Climate justice requires gender justice
Climate change is exacerbating existing inequalities. Women and marginalised groups bear the brunt, but get the least support. The climate crisis is causing losses and damages at an alarming rate. It is also compounding other destructive trends such as desertification and the erosion of ecosystems, leading to further and more intensified losses and damages.
The frontline communities are the first ones to face such impacts. So people are at the heart of climate crisis as well as climate resilience. The impacts of global heating affect women and men differently. Women’s interests thus deserve explicit attention in decision making and implementation processes. In developing countries, women tend to depend particularly on natural resources. At the same time, they are too often neglected in public affairs and suffer most in times of crisis. Capacity building is needed to empower them to become more actively involved.
In several areas, adaptation success depends on taking a gender-inclusive approach:
- Resources: Women and girls often face barriers to accessing resources, including land, finance and technology, and that limits their individual adaptation options.

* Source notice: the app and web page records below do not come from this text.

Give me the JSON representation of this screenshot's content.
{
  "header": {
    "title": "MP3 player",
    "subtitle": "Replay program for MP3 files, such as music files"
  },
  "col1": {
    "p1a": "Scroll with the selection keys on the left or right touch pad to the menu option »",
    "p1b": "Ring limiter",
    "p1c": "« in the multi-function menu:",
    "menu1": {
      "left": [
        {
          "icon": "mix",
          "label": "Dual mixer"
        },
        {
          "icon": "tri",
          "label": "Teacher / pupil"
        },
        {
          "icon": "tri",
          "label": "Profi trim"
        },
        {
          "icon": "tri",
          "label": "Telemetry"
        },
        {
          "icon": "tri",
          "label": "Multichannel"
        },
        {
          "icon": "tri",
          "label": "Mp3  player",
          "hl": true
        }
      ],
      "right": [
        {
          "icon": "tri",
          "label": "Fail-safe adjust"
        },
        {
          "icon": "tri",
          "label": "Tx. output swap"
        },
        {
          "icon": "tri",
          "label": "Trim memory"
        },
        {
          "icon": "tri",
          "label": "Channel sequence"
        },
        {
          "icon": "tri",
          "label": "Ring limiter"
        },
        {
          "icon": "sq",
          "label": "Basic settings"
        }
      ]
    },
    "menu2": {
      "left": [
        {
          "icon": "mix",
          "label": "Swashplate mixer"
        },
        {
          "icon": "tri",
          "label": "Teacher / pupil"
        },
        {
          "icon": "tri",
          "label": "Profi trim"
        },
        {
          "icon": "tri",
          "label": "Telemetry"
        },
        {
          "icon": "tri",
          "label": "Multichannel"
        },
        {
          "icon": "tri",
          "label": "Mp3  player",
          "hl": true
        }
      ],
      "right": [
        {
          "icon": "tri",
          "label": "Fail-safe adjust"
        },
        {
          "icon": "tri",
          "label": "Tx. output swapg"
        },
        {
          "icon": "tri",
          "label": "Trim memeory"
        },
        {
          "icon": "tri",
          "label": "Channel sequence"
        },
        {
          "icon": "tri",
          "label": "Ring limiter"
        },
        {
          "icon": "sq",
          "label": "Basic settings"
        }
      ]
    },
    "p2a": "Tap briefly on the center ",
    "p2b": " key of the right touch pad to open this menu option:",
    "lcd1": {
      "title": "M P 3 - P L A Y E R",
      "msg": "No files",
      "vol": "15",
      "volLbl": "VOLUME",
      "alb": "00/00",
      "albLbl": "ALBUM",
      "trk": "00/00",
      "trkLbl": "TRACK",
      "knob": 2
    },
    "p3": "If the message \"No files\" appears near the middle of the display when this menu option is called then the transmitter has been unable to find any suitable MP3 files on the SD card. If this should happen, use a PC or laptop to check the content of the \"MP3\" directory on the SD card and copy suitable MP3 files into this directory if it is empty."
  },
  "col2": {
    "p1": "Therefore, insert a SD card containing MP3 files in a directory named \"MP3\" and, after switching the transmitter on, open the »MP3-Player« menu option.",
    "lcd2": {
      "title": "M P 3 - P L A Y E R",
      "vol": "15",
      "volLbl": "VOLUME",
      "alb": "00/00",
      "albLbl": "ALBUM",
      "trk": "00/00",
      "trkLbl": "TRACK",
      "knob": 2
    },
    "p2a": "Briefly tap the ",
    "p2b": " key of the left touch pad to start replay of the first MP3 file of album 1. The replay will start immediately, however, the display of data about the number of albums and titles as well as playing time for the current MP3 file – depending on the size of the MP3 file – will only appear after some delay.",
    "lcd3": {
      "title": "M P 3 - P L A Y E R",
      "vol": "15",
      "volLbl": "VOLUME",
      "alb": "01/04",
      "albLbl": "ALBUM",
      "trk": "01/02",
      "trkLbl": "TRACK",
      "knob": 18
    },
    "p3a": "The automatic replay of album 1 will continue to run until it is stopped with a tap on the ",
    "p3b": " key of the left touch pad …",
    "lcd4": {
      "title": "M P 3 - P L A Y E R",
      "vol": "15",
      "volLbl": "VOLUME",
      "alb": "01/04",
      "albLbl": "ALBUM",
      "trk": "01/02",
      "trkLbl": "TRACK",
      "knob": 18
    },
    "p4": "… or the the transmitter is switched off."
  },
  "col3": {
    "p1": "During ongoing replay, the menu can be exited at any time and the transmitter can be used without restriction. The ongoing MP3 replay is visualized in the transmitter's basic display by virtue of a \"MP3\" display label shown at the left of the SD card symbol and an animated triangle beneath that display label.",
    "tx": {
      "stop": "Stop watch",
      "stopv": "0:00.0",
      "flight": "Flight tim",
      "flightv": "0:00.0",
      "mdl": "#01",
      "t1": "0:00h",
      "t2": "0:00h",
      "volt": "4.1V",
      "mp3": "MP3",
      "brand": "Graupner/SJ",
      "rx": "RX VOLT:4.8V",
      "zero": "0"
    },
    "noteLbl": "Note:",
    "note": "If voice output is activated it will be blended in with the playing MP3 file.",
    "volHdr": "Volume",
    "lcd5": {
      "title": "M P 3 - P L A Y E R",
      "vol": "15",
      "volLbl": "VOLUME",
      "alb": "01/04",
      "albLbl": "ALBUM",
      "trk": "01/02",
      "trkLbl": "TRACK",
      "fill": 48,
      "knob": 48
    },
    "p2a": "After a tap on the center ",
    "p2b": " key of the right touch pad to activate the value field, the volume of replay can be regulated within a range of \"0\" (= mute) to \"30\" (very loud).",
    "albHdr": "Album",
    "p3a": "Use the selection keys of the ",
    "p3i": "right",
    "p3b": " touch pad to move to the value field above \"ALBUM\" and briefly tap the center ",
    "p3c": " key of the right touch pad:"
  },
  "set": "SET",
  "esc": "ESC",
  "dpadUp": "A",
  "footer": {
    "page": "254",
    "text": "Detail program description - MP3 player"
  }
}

- Safety: Women and girls are often at a greater risk of violence, particularly in contexts of displacement and migration.
- Health: Environmental change can exacerbate issues of female hygiene and health issues, in particular when safe water becomes scarce.
- Economic opportunities: Climate change disrupts livelihoods, especially in rural areas where people depend on natural resources. Women and girls are affected in particular. More generally speaking, women’s economic opportunities tend to be more limited than those of men – and that is particularly true in climate-vulnerable developing countries.
In spite of many difficulties, women are often agents of change in their communities. They play a crucial role in responding to the impacts of climate change and promoting sustainable development.
Consider the example of Tengarkhali, a village in southwest Bangladesh. It was often inundated with sea water, and increasing salinity reduced people’s access to safe drinking water. For 20 years, Gita Roy and other women from her village in Bangladesh’s Satkhira district, campaigned to convince villages and elders that reverse osmosis was the solution to their water scarcity problem. With the help of WaterAid Bangladesh, the women of that village themselves now run the Moricchap Drinking Water Plant and have successfully tackled one of the lasting impacts of climate change.
To fully empower women, one must address cultural barriers and create an enabling environment. Core issues include:
- Improving women’s access to resources such as land, finance and technology, to boost their standing in their communities.
- Investing in girls’ education as well as capacity building and skills training for women, further empowering them to participate in public affairs.
- Encouraging such participation, in particular regarding issues relating to environmental change and other gender-sensitive issues.
- Mainstreaming gender-sensitive approaches in adaptation and mitigation measures.
Women’s knowledge can play a critical role in responses to climate change. Their leadership is needed. National as well as international actors have a responsibility to empower women. Support is needed not only in financial terms. Education, capacity building and encouragement matter too.
Climate finance should be mobilised in a gender-sensitive manner and take into account all dimensions of gender justice. Without gender justice, there can be no climate justice.
Nusrat Naushin is a researcher at the International Centre for Climate Change and Development (ICCCAD) in Dhaka. She coordinates its Loss and Damage Programme.
Maliha Masfiqua Malek is also a researcher at the ICCCAD.